Left: Carl Zeiss 85mm @ f/1.8  --- Right: Sony 90mm @ f/2.8

Left: Carl Zeiss 85mm @ f/2.8    --- Right:   Sony 90mm @ f/2.8

Left: Carl Zeiss 85mm @ f/2.8  --- Right: Sony 90mm @ f/2.8

Left: Carl Zeiss 85mm @ f/8    --- Right:   Sony 90mm @ f/8

Left: Carl Zeiss 85mm @ f/8  --- Right: Sony 90mm @ f/8

Left: Sony 70-200mm @ f/4    --- Right:   Sony 90mm @ f/2.8

Left: Sony 70-200mm @ f/4  --- Right: Sony 90mm @ f/2.8

For fun - Left: Sony 70-200mm @ f/8 at 200mm --- Right: Sony 90mm @ f/8 blown up to be roughly the same 200mm field of view

For fun - Left: Sony 70-200mm @ f/8 at 200mm --- Right: Sony 90mm @ f/8 blown up to be roughly the same 200mm field of view


Bonus Photos!

Sony Zeiss 35mm f/2.8 taken @ f/8

Sony Zeiss 35mm f/2.8 taken @ f/8

Sony 90mm f/2.8 macro photo of Jameson bottle label

Sony 90mm f/2.8 macro photo of Jameson bottle label

So who wins for the ultimate in image quality? Well, that depends. At their maximum apertures, the Batis takes down the Sony 90mm. When the Batis is stopped down to f/2.8, it's actually a fair bit better than the Sony!  After going down to f/8, the Sony comes out on top for pure resolution (although difficult to tell on the uploaded comparison photo). Coming in a very close third is the 70-200 which when stopped down has amazing resolution for a zoom lens. I've heard - but not tested - that the Sony 90mm can out resolve the Sony 24-240mm super-zoom, so I had to test whether it could miraculously out resolve the 70-200. Not by a long shot. 

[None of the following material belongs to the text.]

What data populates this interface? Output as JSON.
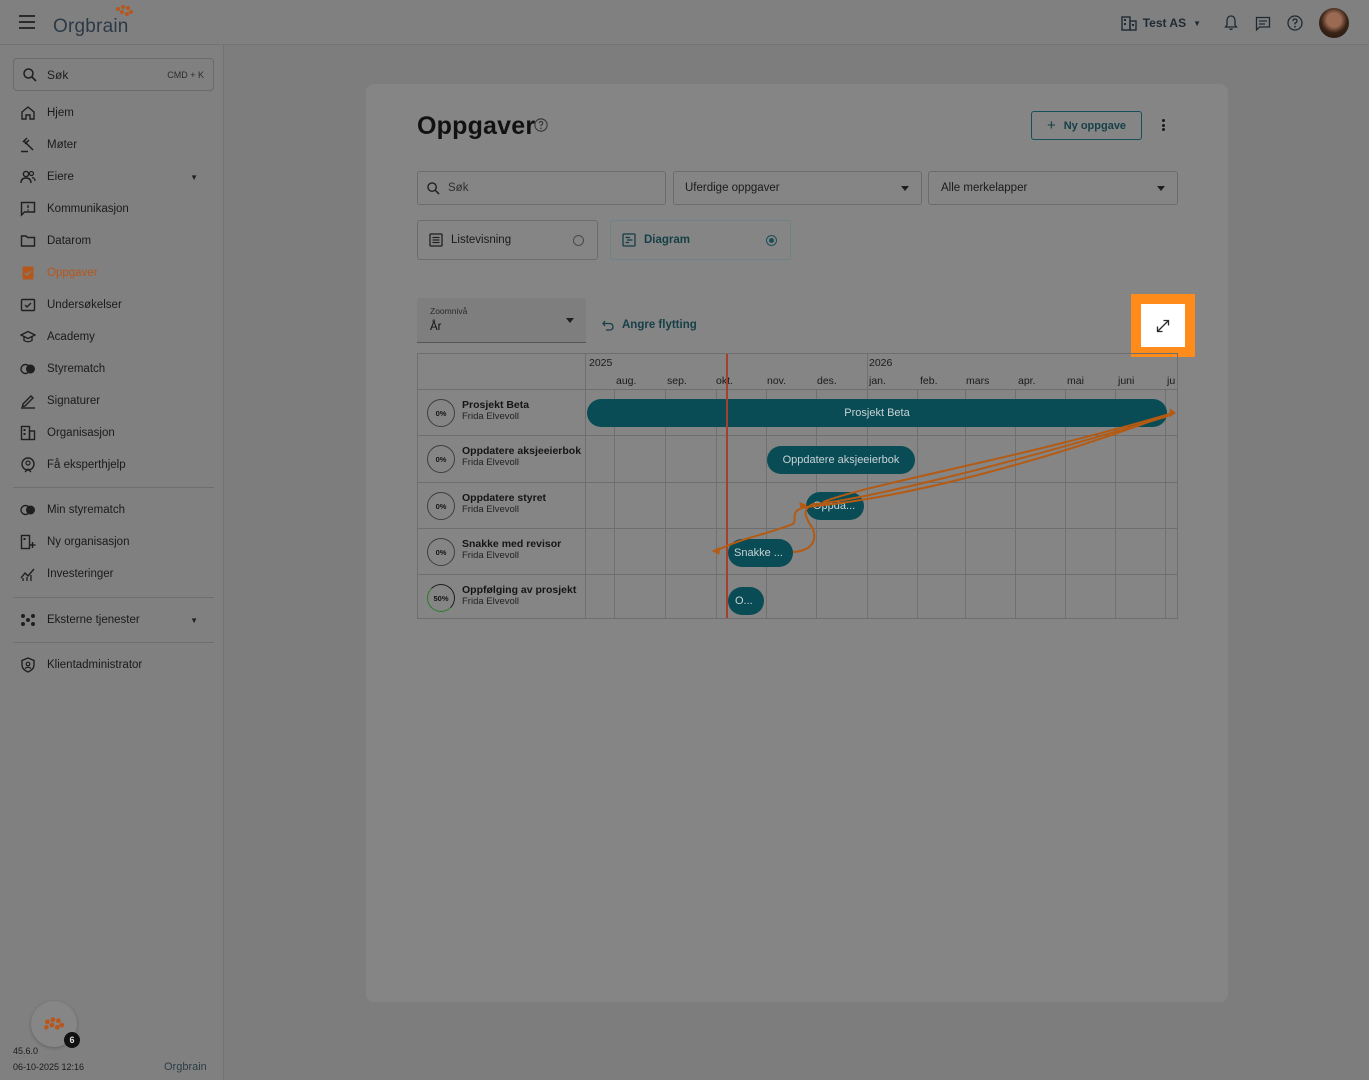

As far as pricing goes, the Sony 90mm is currently the cheaper of the two prime lenses and comes with the macro feature which I've found to be very useful. It also comes with the push-pull AF-MF switch, as well as sliders on the side to control AF/MF and Focus range. I have noticed that the focusing has been a bit slow at times, but when it hit focus, it's spot on.

The Zeiss Batis is VERY stylish, a bit smaller, but has no button controls like the Sony model. Also, to the credit of the Batis, the focus knob is the smoothest I've ever felt, and the LED screen makes manual focus a bit easier. Auto focus has been fast and accurate.

Final conclusion: If you're buying a prime lens for your Sony a7x body, you won't be disappointed regardless of your choice. They all come very close to matching the resolution of the sensor.

*A few side-notes on testing: All shots were outside on a beautiful day at iso 100. With tree and clouds, the shots do have slightly different lighting. Also, all shots were cropped from the center of the image. If there's interest, I might do a comparison of sides and corner resolution. All shots were taken with a tripod set to shoot after 2 seconds to reduce blur. All lenses had their optical lens stabilization turned off. Finally, all shots you are seeing are un-edited RAW photos, not JPEGs.

 

Thanks for looking. I hope this could be of some service to the people trying to decide between lenses. 

-Aaron